Myanmar's election commission officially confirmed the victory of Ms Aung San Suu Kyi's National League for Democracy (NLD) yesterday, as the powerful military steered clear of demands by some that it help restage the Nov 8 general election.
By yesterday afternoon, the NLD had officially won at least 384 out of the 476 seats contested, putting it on track to better its commanding performance in the 2015 polls.
Votes are still being tallied.
The second election since the end of junta rule in Myanmar was held amid a raging coronavirus pandemic, but was one that voters generally shrugged off to hand the NLD a strong mandate under the country's power-sharing system.
The 2008 junta-drafted Constitution guarantees the military control of a quarter of all parliamentary seats as well as the defence, border affairs and home affairs ministries.
The biggest loser in the polls was the Union Solidarity and Development Party (USDP), widely seen as a proxy of the military, which saw several of its assumed-to-be "safe" seats snatched by the NLD. In an indignant press conference on Wednesday, the USDP alleged massive irregularities and demanded that the election be held again with help from the military.
But the military distanced itself from this demand.
"Whatever the USDP said wasn't discussed with the Tatmadaw," Brigadier-General Zaw Min Tun, a military spokesman, told BBC Burmese on Thursday, using the local term for the armed forces.
He reaffirmed the comments made by military chief Min Aung Hlaing, who had said that he would "accept people's wishes" when he cast his ballot on Sunday.
The Tatmadaw even made what looked like a tentative overture to the Arakan Army, an ethnic Rakhine armed group with which it remains locked in fierce battle, in Rakhine state.
Labelled a terrorist group by the government, the Arakan Army is shut out of peace talks that involve several other ethnic armed groups.
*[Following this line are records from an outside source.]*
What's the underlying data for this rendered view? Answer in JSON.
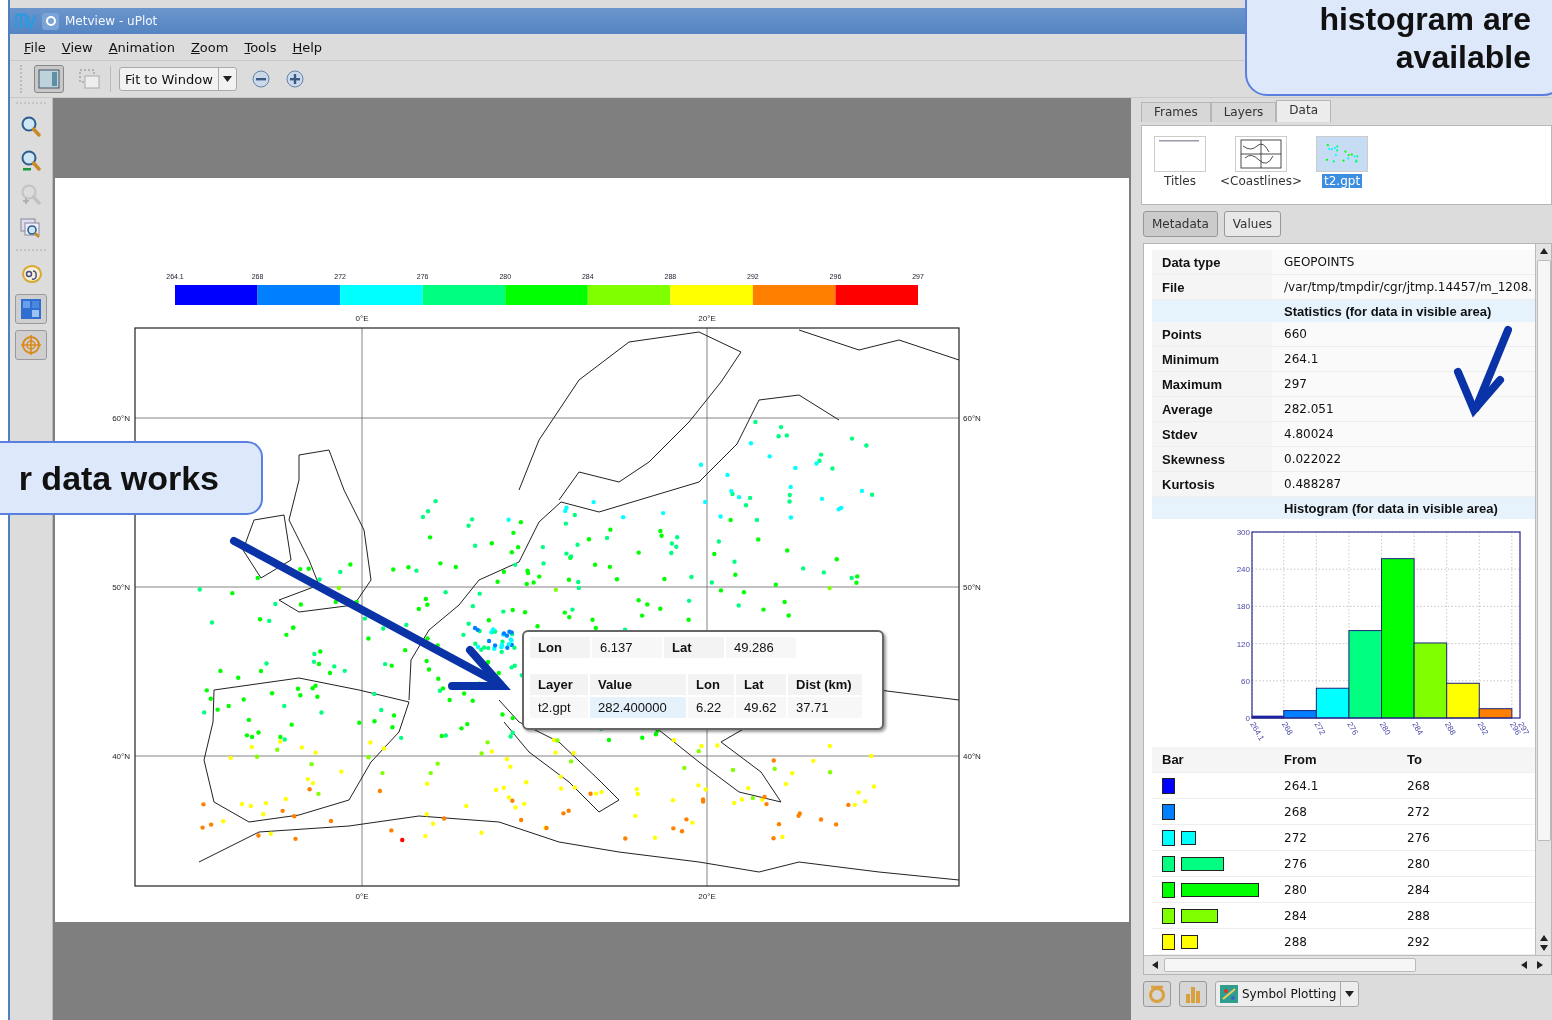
{
  "window": {
    "title": "Metview - uPlot"
  },
  "menu": [
    "File",
    "View",
    "Animation",
    "Zoom",
    "Tools",
    "Help"
  ],
  "toolbar": {
    "layout_pressed": true,
    "zoom_mode": "Fit to Window"
  },
  "side_tools": [
    {
      "kind": "zoom_in",
      "pressed": false,
      "disabled": false
    },
    {
      "kind": "zoom_out",
      "pressed": false,
      "disabled": false
    },
    {
      "kind": "zoom_select",
      "pressed": false,
      "disabled": true
    },
    {
      "kind": "zoom_stack",
      "pressed": false,
      "disabled": false
    },
    {
      "kind": "label",
      "pressed": false,
      "disabled": false
    },
    {
      "kind": "grid",
      "pressed": true,
      "disabled": false
    },
    {
      "kind": "crosshair",
      "pressed": true,
      "disabled": false
    }
  ],
  "plot": {
    "colorbar": {
      "ticks": [
        "264.1",
        "268",
        "272",
        "276",
        "280",
        "284",
        "288",
        "292",
        "296",
        "297"
      ],
      "segments": [
        {
          "color": "#0000ff"
        },
        {
          "color": "#0080ff"
        },
        {
          "color": "#00ffff"
        },
        {
          "color": "#00ff80"
        },
        {
          "color": "#00ff00"
        },
        {
          "color": "#80ff00"
        },
        {
          "color": "#ffff00"
        },
        {
          "color": "#ff8000"
        },
        {
          "color": "#ff0000"
        }
      ]
    },
    "top_labels": [
      "0°E",
      "20°E"
    ],
    "bottom_labels": [
      "0°E",
      "20°E"
    ],
    "left_labels": [
      "60°N",
      "50°N",
      "40°N"
    ],
    "right_labels": [
      "60°N",
      "50°N",
      "40°N"
    ]
  },
  "tooltip": {
    "lon_label": "Lon",
    "lon": "6.137",
    "lat_label": "Lat",
    "lat": "49.286",
    "columns": [
      "Layer",
      "Value",
      "Lon",
      "Lat",
      "Dist (km)"
    ],
    "row": [
      "t2.gpt",
      "282.400000",
      "6.22",
      "49.62",
      "37.71"
    ]
  },
  "panel": {
    "tabs": [
      {
        "label": "Frames",
        "selected": false
      },
      {
        "label": "Layers",
        "selected": false
      },
      {
        "label": "Data",
        "selected": true
      }
    ],
    "layers": [
      {
        "name": "Titles",
        "kind": "titles",
        "selected": false
      },
      {
        "name": "<Coastlines>",
        "kind": "coastlines",
        "selected": false
      },
      {
        "name": "t2.gpt",
        "kind": "points",
        "selected": true
      }
    ],
    "views": [
      {
        "label": "Metadata",
        "selected": true
      },
      {
        "label": "Values",
        "selected": false
      }
    ],
    "metadata": [
      {
        "kind": "row",
        "label": "Data type",
        "value": "GEOPOINTS"
      },
      {
        "kind": "row",
        "label": "File",
        "value": "/var/tmp/tmpdir/cgr/jtmp.14457/m_1208."
      },
      {
        "kind": "section",
        "label": "Statistics (for data in visible area)"
      },
      {
        "kind": "row",
        "label": "Points",
        "value": "660"
      },
      {
        "kind": "row",
        "label": "Minimum",
        "value": "264.1"
      },
      {
        "kind": "row",
        "label": "Maximum",
        "value": "297"
      },
      {
        "kind": "row",
        "label": "Average",
        "value": "282.051"
      },
      {
        "kind": "row",
        "label": "Stdev",
        "value": "4.80024"
      },
      {
        "kind": "row",
        "label": "Skewness",
        "value": "0.022022"
      },
      {
        "kind": "row",
        "label": "Kurtosis",
        "value": "0.488287"
      },
      {
        "kind": "section",
        "label": "Histogram (for data in visible area)"
      }
    ],
    "histogram": {
      "chart_data": {
        "type": "bar",
        "x": [
          266.05,
          270,
          274,
          278,
          282,
          286,
          290,
          294
        ],
        "series": [
          {
            "values": [
              3,
              12,
              48,
              141,
              257,
              121,
              56,
              15
            ]
          }
        ],
        "xlim": [
          264.1,
          297
        ],
        "ylim": [
          0,
          300
        ],
        "yticks": [
          0,
          60,
          120,
          180,
          240,
          300
        ],
        "xticks": [
          264.1,
          268,
          272,
          276,
          280,
          284,
          288,
          292,
          296,
          297
        ],
        "grid": true
      }
    },
    "bins": {
      "columns": [
        "Bar",
        "From",
        "To"
      ],
      "rows": [
        {
          "color": "#0000ff",
          "from": "264.1",
          "to": "268"
        },
        {
          "color": "#0080ff",
          "from": "268",
          "to": "272"
        },
        {
          "color": "#00ffff",
          "from": "272",
          "to": "276"
        },
        {
          "color": "#00ff80",
          "from": "276",
          "to": "280"
        },
        {
          "color": "#00ff00",
          "from": "280",
          "to": "284"
        },
        {
          "color": "#80ff00",
          "from": "284",
          "to": "288"
        },
        {
          "color": "#ffff00",
          "from": "288",
          "to": "292"
        }
      ]
    },
    "plotting": "Symbol Plotting"
  },
  "callouts": [
    {
      "lines": [
        "histogram are",
        "available"
      ]
    },
    {
      "lines": [
        "r data works"
      ]
    }
  ]
}
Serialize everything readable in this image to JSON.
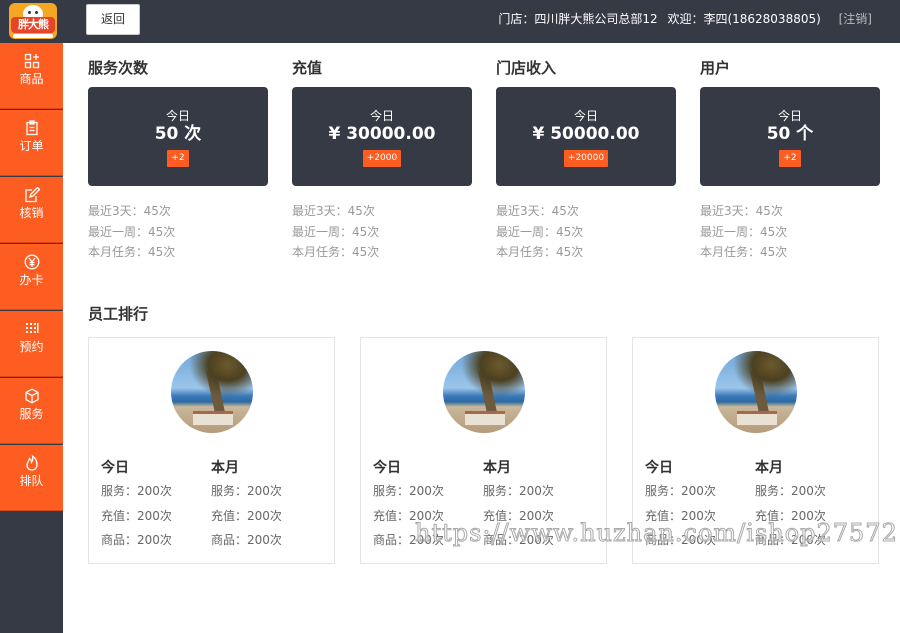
{
  "logo_text": "胖大熊",
  "header": {
    "back_label": "返回",
    "store": "门店：四川胖大熊公司总部12",
    "welcome": "欢迎：李四(18628038805)",
    "logout": "[注销]"
  },
  "sidebar": {
    "items": [
      {
        "label": "商品",
        "icon": "grid-plus-icon"
      },
      {
        "label": "订单",
        "icon": "clipboard-icon"
      },
      {
        "label": "核销",
        "icon": "edit-icon"
      },
      {
        "label": "办卡",
        "icon": "yen-circle-icon"
      },
      {
        "label": "预约",
        "icon": "dots-grid-icon"
      },
      {
        "label": "服务",
        "icon": "box-icon"
      },
      {
        "label": "排队",
        "icon": "flame-icon"
      }
    ]
  },
  "stats": [
    {
      "title": "服务次数",
      "today": "今日",
      "value": "50 次",
      "delta": "+2",
      "last3": "最近3天：45次",
      "lastweek": "最近一周：45次",
      "month": "本月任务：45次"
    },
    {
      "title": "充值",
      "today": "今日",
      "value": "¥ 30000.00",
      "delta": "+2000",
      "last3": "最近3天：45次",
      "lastweek": "最近一周：45次",
      "month": "本月任务：45次"
    },
    {
      "title": "门店收入",
      "today": "今日",
      "value": "¥ 50000.00",
      "delta": "+20000",
      "last3": "最近3天：45次",
      "lastweek": "最近一周：45次",
      "month": "本月任务：45次"
    },
    {
      "title": "用户",
      "today": "今日",
      "value": "50 个",
      "delta": "+2",
      "last3": "最近3天：45次",
      "lastweek": "最近一周：45次",
      "month": "本月任务：45次"
    }
  ],
  "ranking": {
    "title": "员工排行",
    "employees": [
      {
        "today": {
          "head": "今日",
          "service": "服务：200次",
          "recharge": "充值：200次",
          "goods": "商品：200次"
        },
        "month": {
          "head": "本月",
          "service": "服务：200次",
          "recharge": "充值：200次",
          "goods": "商品：200次"
        }
      },
      {
        "today": {
          "head": "今日",
          "service": "服务：200次",
          "recharge": "充值：200次",
          "goods": "商品：200次"
        },
        "month": {
          "head": "本月",
          "service": "服务：200次",
          "recharge": "充值：200次",
          "goods": "商品：200次"
        }
      },
      {
        "today": {
          "head": "今日",
          "service": "服务：200次",
          "recharge": "充值：200次",
          "goods": "商品：200次"
        },
        "month": {
          "head": "本月",
          "service": "服务：200次",
          "recharge": "充值：200次",
          "goods": "商品：200次"
        }
      }
    ]
  },
  "watermark": "https://www.huzhan.com/ishop27572",
  "colors": {
    "accent": "#fe5d21",
    "dark": "#363a45"
  }
}
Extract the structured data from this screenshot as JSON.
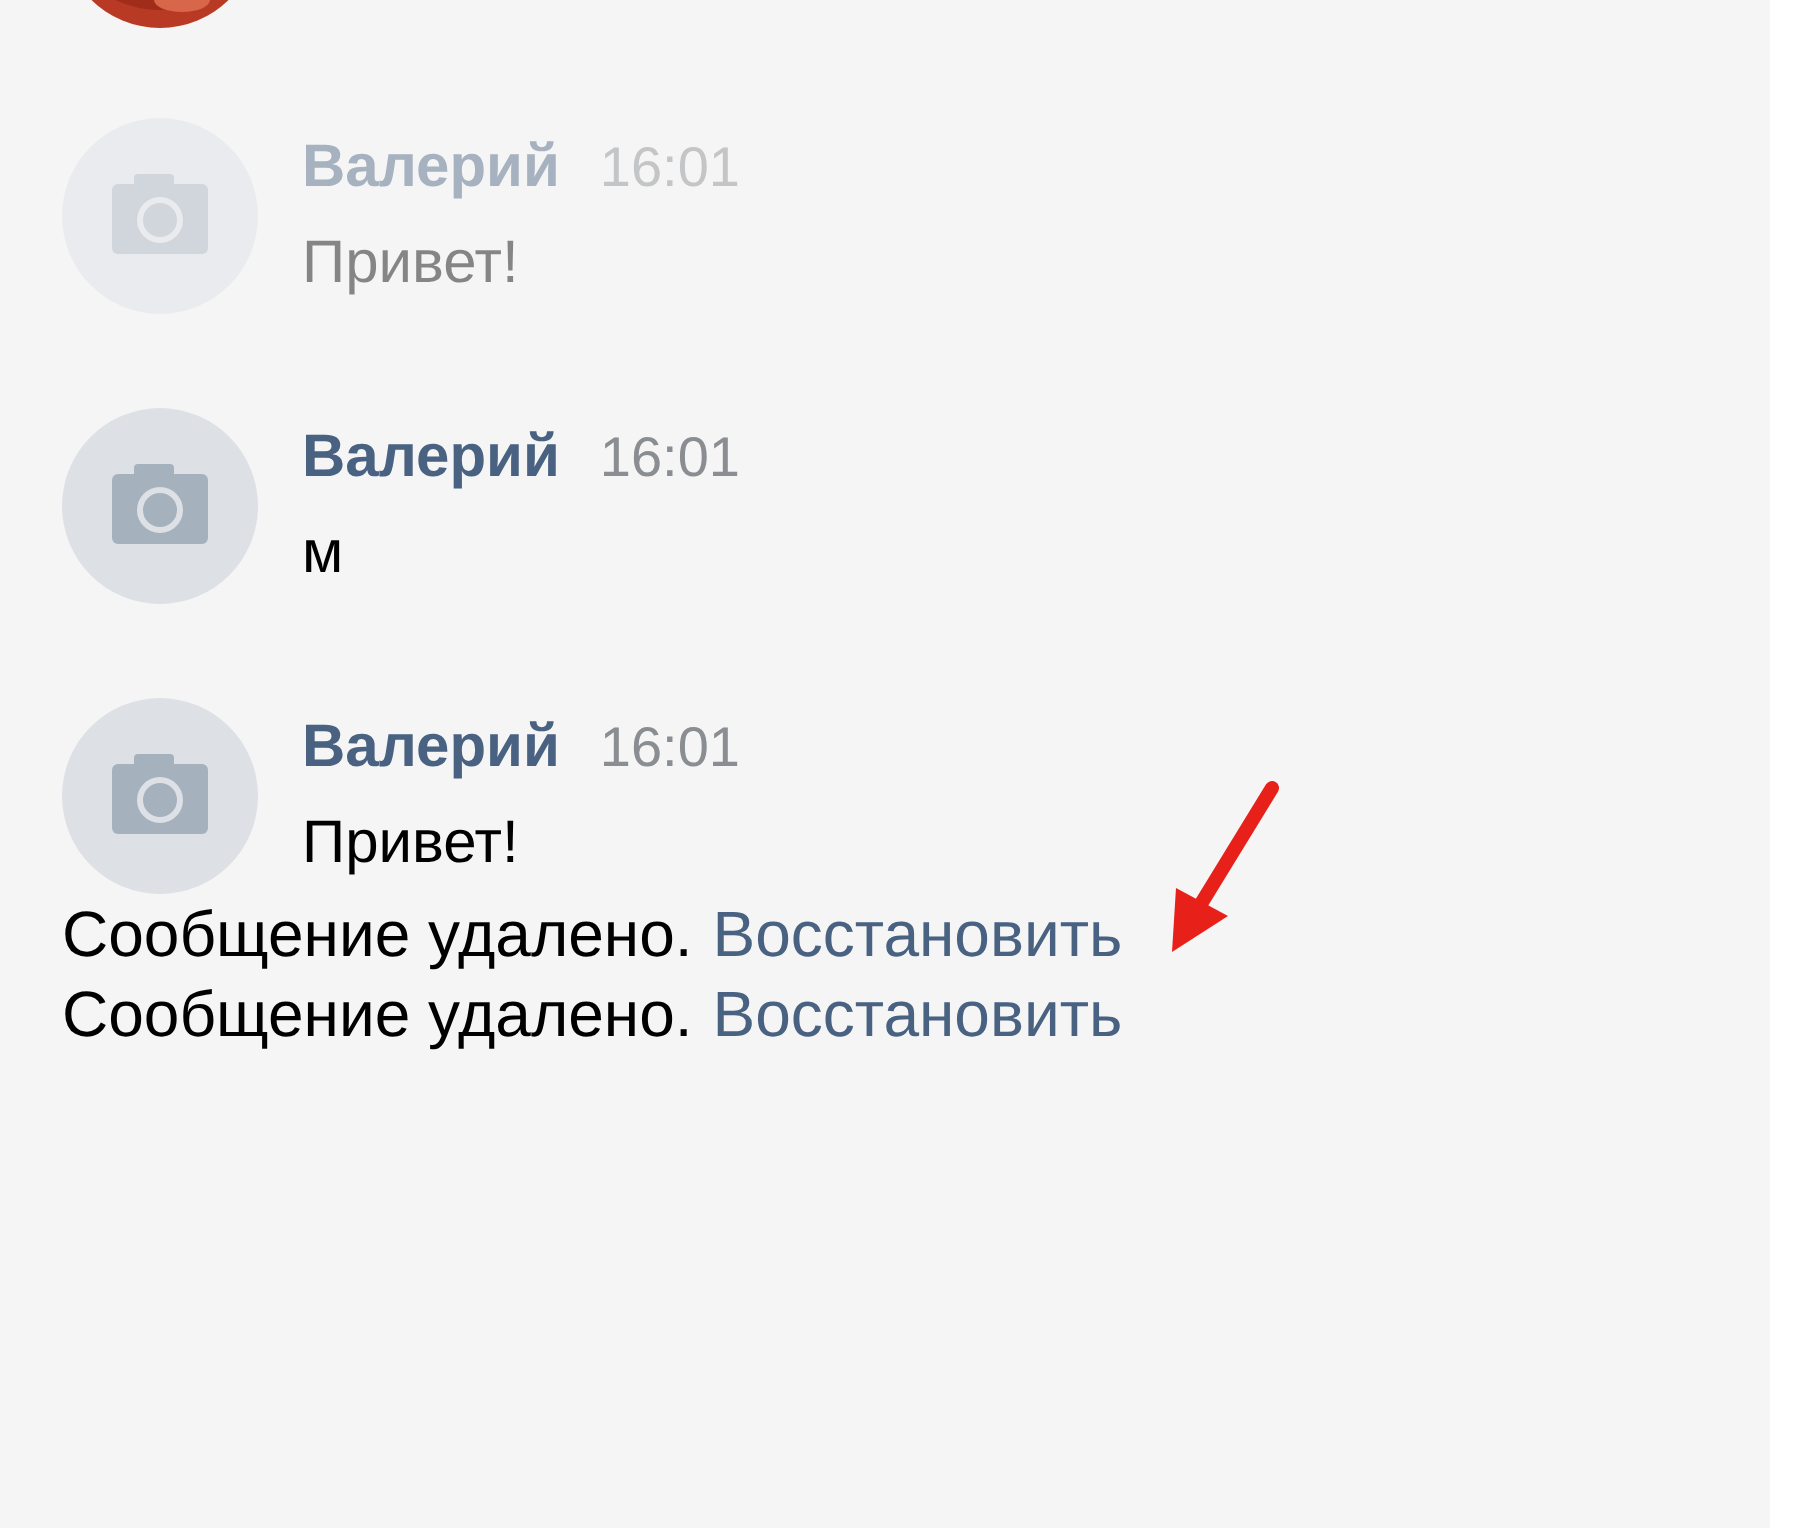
{
  "messages": [
    {
      "kind": "message",
      "author": "Валерий",
      "time": "16:01",
      "text": "Привет!",
      "faded": true
    },
    {
      "kind": "message",
      "author": "Валерий",
      "time": "16:01",
      "text": "м",
      "faded": false
    },
    {
      "kind": "message",
      "author": "Валерий",
      "time": "16:01",
      "text": "Привет!",
      "faded": false
    },
    {
      "kind": "deleted",
      "text": "Сообщение удалено.",
      "action": "Восстановить"
    },
    {
      "kind": "deleted",
      "text": "Сообщение удалено.",
      "action": "Восстановить"
    }
  ]
}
In the lead-up to the Nov 8 polls, it kidnapped three NLD candidates. Voting in much of the state was cancelled over security concerns.
On Thursday, the Arakan Army said it would extend its "unilateral ceasefire" until Dec 31 and urged the authorities to hold by-elections in Rakhine state as soon as possible to ensure people were represented in Parliament.
The Tatmadaw said it welcomed the statement and that it "will coordinate as much as possible to hold by-elections in the remaining areas".
The NLD, meanwhile, has reached out to ethnic minority parties to work together to end Myanmar's civil wars and create a democratic federal union.
In a letter to 48 political parties made public on Thursday, it said: "The ethnic parties' objectives are the same as the NLD's and the NLD would prioritise the ethnic's desires in the future."
Observers hope this would mark a reset of relations between the NLD and ethnic minority groups, which had soured over the past five years amid faltering peace negotiations. While several ethnic minority parties banded together for the Nov 8 election, they made little headway under Myanmar's first-past-the-post system.
PM Lee congratulates Aung San Suu Kyi on win
Prime Minister Lee Hsien Loong has congratulated Ms Aung San Suu Kyi, who chairs the National League for Democracy (NLD), on the party's victory in the Myanmar general election.
"Congratulations on leading the National League for Democracy to another victory in Myanmar's General Elections. The results reflect the confidence and trust the people of Myanmar have placed in the NLD's leadership and vision for the country," Mr Lee wrote in a letter to Ms Suu Kyi, said a Ministry of Foreign Affairs press statement on Thursday.
Noting that Myanmar and Singapore are old friends and longstanding partners, Mr Lee observed that the two nations have extensive cooperation in many areas, including trade and investment, financial and legal cooperation, infrastructure development, and capacity building.
"Since the Covid-19 pandemic broke out, we have worked together to maintain supply chains, share information and best practices, and assist our nationals living in each other's countries," Mr Lee wrote.
"I look forward to working with you to strengthen our existing links and explore new areas of cooperation," Mr Lee said in the letter, adding that he wished Ms Suu Kyi continued success and good health, and hoped to welcome the NLD leader in Singapore again when her schedule permits.
Ms Thinzar Shunlei Yi, advocacy coordinator of the Yangon-based Action Committee for Democracy Development, called for the NLD to show some "political will".
"They should first start a dialogue to build understanding among the leaders, which will send a message about mutual respect to the next generation," she said.